((

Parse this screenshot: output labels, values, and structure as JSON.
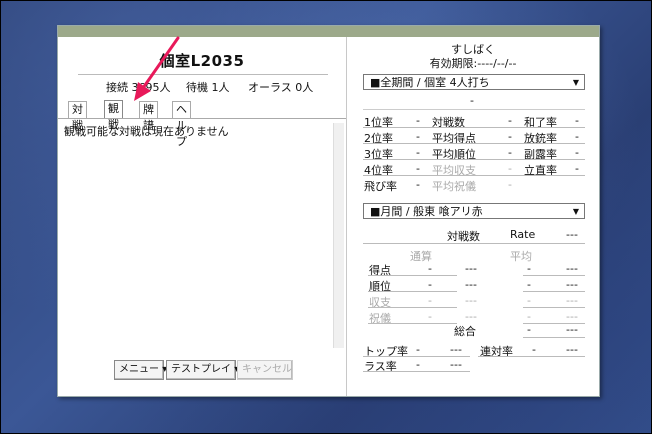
{
  "left": {
    "title": "個室L2035",
    "stats": {
      "connections": "接続 3695人",
      "waiting": "待機 1人",
      "all_last": "オーラス 0人"
    },
    "tabs": [
      "対戦",
      "観戦",
      "牌譜",
      "ヘルプ"
    ],
    "active_tab": 1,
    "message": "観戦可能な対戦は現在ありません",
    "buttons": {
      "menu": "メニュー",
      "test_play": "テストプレイ",
      "cancel": "キャンセル"
    }
  },
  "right": {
    "player_name": "すしばく",
    "expiry": "有効期限:----/--/--",
    "select1": "■全期間 / 個室 4人打ち",
    "dash_top": "-",
    "stats1": [
      {
        "label": "1位率",
        "value": "-",
        "grey": false
      },
      {
        "label": "2位率",
        "value": "-",
        "grey": false
      },
      {
        "label": "3位率",
        "value": "-",
        "grey": false
      },
      {
        "label": "4位率",
        "value": "-",
        "grey": false
      },
      {
        "label": "飛び率",
        "value": "-",
        "grey": false
      }
    ],
    "stats2": [
      {
        "label": "対戦数",
        "value": "-",
        "grey": false
      },
      {
        "label": "平均得点",
        "value": "-",
        "grey": false
      },
      {
        "label": "平均順位",
        "value": "-",
        "grey": false
      },
      {
        "label": "平均収支",
        "value": "-",
        "grey": true
      },
      {
        "label": "平均祝儀",
        "value": "-",
        "grey": true
      }
    ],
    "stats3": [
      {
        "label": "和了率",
        "value": "-"
      },
      {
        "label": "放銃率",
        "value": "-"
      },
      {
        "label": "副露率",
        "value": "-"
      },
      {
        "label": "立直率",
        "value": "-"
      }
    ],
    "select2": "■月間 / 般東 喰アリ赤",
    "games_label": "対戦数",
    "rate_label": "Rate",
    "rate_value": "---",
    "total_label": "通算",
    "avg_label": "平均",
    "rows": [
      {
        "label": "得点",
        "v1": "-",
        "v2": "---",
        "v3": "-",
        "v4": "---",
        "grey": false
      },
      {
        "label": "順位",
        "v1": "-",
        "v2": "---",
        "v3": "-",
        "v4": "---",
        "grey": false
      },
      {
        "label": "収支",
        "v1": "-",
        "v2": "---",
        "v3": "-",
        "v4": "---",
        "grey": true
      },
      {
        "label": "祝儀",
        "v1": "-",
        "v2": "---",
        "v3": "-",
        "v4": "---",
        "grey": true
      }
    ],
    "overall_label": "総合",
    "overall_v1": "-",
    "overall_v2": "---",
    "top_rate_label": "トップ率",
    "top_rate_v1": "-",
    "top_rate_v2": "---",
    "streak_label": "連対率",
    "streak_v1": "-",
    "streak_v2": "---",
    "last_rate_label": "ラス率",
    "last_rate_v1": "-",
    "last_rate_v2": "---"
  },
  "colors": {
    "annotation_arrow": "#e8195a",
    "top_bar": "#9ca98a"
  },
  "icons": {
    "dropdown": "dropdown-arrow-icon",
    "annotation": "pointer-arrow-icon"
  }
}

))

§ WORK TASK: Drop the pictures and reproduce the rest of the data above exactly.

§ WRITTEN REPLY:
Parse this screenshot: output labels, values, and structure as JSON.
{
  "left": {
    "title": "個室L2035",
    "stats": {
      "connections": "接続 3695人",
      "waiting": "待機 1人",
      "all_last": "オーラス 0人"
    },
    "tabs": [
      "対戦",
      "観戦",
      "牌譜",
      "ヘルプ"
    ],
    "active_tab": 1,
    "message": "観戦可能な対戦は現在ありません",
    "buttons": {
      "menu": "メニュー",
      "test_play": "テストプレイ",
      "cancel": "キャンセル"
    }
  },
  "right": {
    "player_name": "すしばく",
    "expiry": "有効期限:----/--/--",
    "select1": "■全期間 / 個室 4人打ち",
    "dash_top": "-",
    "stats1": [
      {
        "label": "1位率",
        "value": "-",
        "grey": false
      },
      {
        "label": "2位率",
        "value": "-",
        "grey": false
      },
      {
        "label": "3位率",
        "value": "-",
        "grey": false
      },
      {
        "label": "4位率",
        "value": "-",
        "grey": false
      },
      {
        "label": "飛び率",
        "value": "-",
        "grey": false
      }
    ],
    "stats2": [
      {
        "label": "対戦数",
        "value": "-",
        "grey": false
      },
      {
        "label": "平均得点",
        "value": "-",
        "grey": false
      },
      {
        "label": "平均順位",
        "value": "-",
        "grey": false
      },
      {
        "label": "平均収支",
        "value": "-",
        "grey": true
      },
      {
        "label": "平均祝儀",
        "value": "-",
        "grey": true
      }
    ],
    "stats3": [
      {
        "label": "和了率",
        "value": "-"
      },
      {
        "label": "放銃率",
        "value": "-"
      },
      {
        "label": "副露率",
        "value": "-"
      },
      {
        "label": "立直率",
        "value": "-"
      }
    ],
    "select2": "■月間 / 般東 喰アリ赤",
    "games_label": "対戦数",
    "rate_label": "Rate",
    "rate_value": "---",
    "total_label": "通算",
    "avg_label": "平均",
    "rows": [
      {
        "label": "得点",
        "v1": "-",
        "v2": "---",
        "v3": "-",
        "v4": "---",
        "grey": false
      },
      {
        "label": "順位",
        "v1": "-",
        "v2": "---",
        "v3": "-",
        "v4": "---",
        "grey": false
      },
      {
        "label": "収支",
        "v1": "-",
        "v2": "---",
        "v3": "-",
        "v4": "---",
        "grey": true
      },
      {
        "label": "祝儀",
        "v1": "-",
        "v2": "---",
        "v3": "-",
        "v4": "---",
        "grey": true
      }
    ],
    "overall_label": "総合",
    "overall_v1": "-",
    "overall_v2": "---",
    "top_rate_label": "トップ率",
    "top_rate_v1": "-",
    "top_rate_v2": "---",
    "streak_label": "連対率",
    "streak_v1": "-",
    "streak_v2": "---",
    "last_rate_label": "ラス率",
    "last_rate_v1": "-",
    "last_rate_v2": "---"
  },
  "colors": {
    "annotation_arrow": "#e8195a",
    "top_bar": "#9ca98a"
  },
  "icons": {
    "dropdown": "dropdown-arrow-icon",
    "annotation": "pointer-arrow-icon"
  }
}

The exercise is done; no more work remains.